All the stars will have stopped shining in the 14th cosmological decade, about 100 trillion years from now--which is a mind-bendingly long period of time by most standards. But Adams and Laughlin are just getting their speculations warmed up. They go on to fold, spindle, and mutilate your time sense as they discuss the Degenerate Era (out to decade 39), the Black Hole Era (to decade 100), and the possible creation of new universes in the Dark Era (after decade 101 or so). It's the most fascinating, mind-expanding trip inside eternity you can read. --Mary Ellen Curtin --This text refers to an out of print or unavailable edition of this title.
Great read.
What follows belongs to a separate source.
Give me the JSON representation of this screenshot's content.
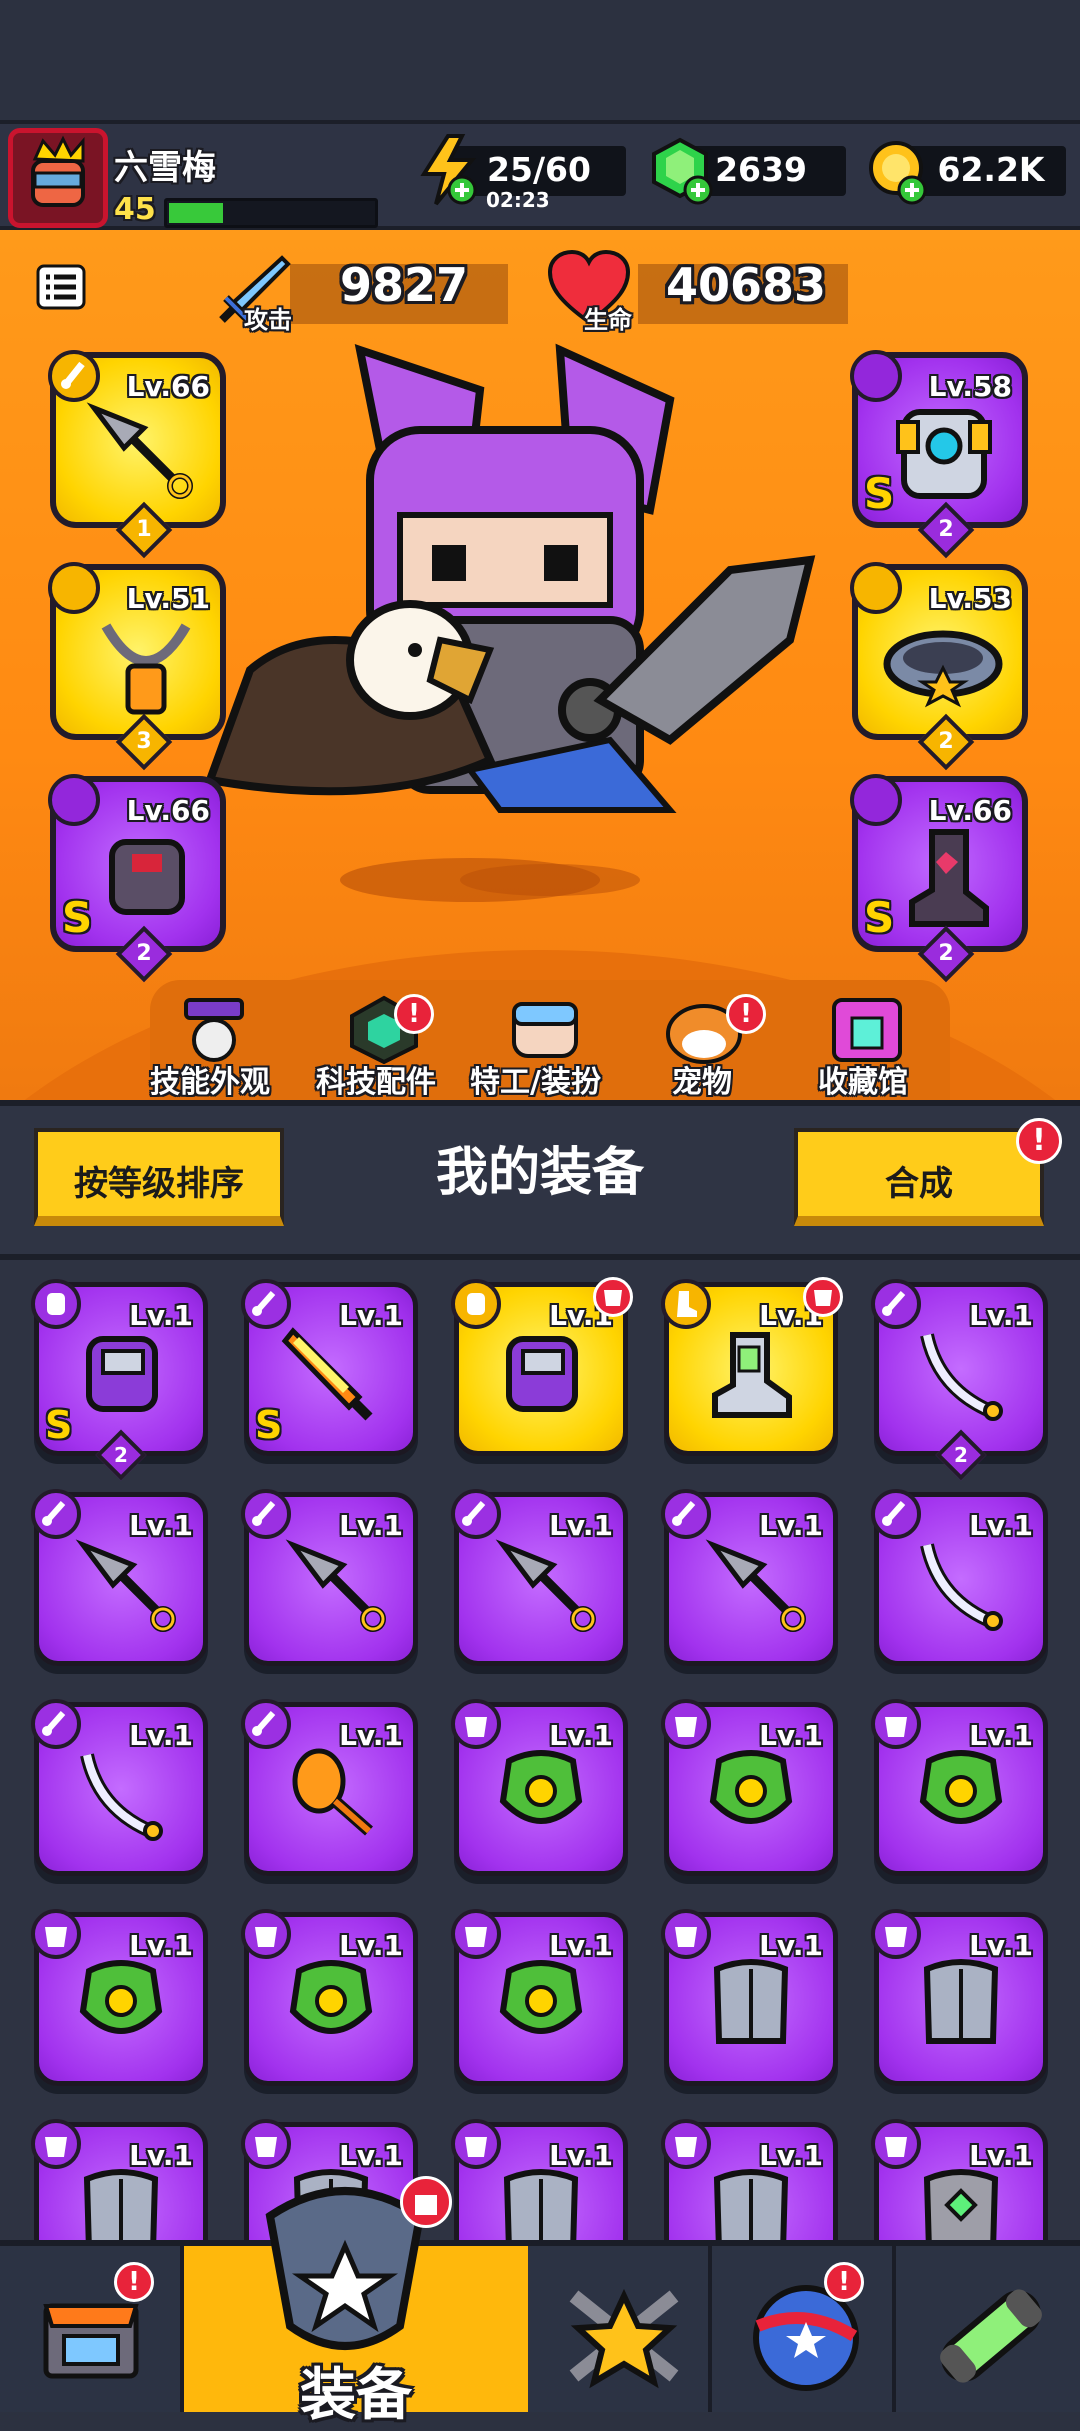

A little outdated now, but still worth paging through.Published 22 days ago by Kristie Canaday
Before ordering I should have paid more attention to the publication date and the dates on almost all the reviews. Read morePublished 20 months ago by rsd22
I reread this book for the first in years, and rediscovered why it's near the top of the list of my all-time favorite nonfiction books. Read morePublished on November 18, 2011 by John Me Wallace
This book covers information you are unlikely to see in other astronomy books, this book mostly discuses the far far distant future - what is going to happen in the future beyond... Read morePublished on April 20, 2009 by Wesley Busdiecker
I'm sure this buyer has the potential to be great, but I notified him/her of the shipping mistake and I never heard from them. I never received the item, or a refund. Read morePublished on April 5, 2009 by Mykia M. Long
I liked this book because it does a good job of explaining in lay terms, the past, present, and future of the evolution of the Universe based on the laws of physics. Read morePublished on December 22, 2008 by Joseph C. Czika
This is a fun book and reads quickly. If you are high school level astronomy fan or older you should have no problems and a younger child could be guided through this book by an... Read morePublished on November 14, 2008 by Jeffrey Bolden
This book is written for the layman and yet is ever so elegant.
While much of it is still speculation and the result of current astrophysical theory, it is worth reading... Read more
I am simply a general reader who enjoys reading about cosmology so I have no way to judge whether the physics in this book is sound, but I suspect that it is. Read morePublished on August 2, 2004 by Craig Matteson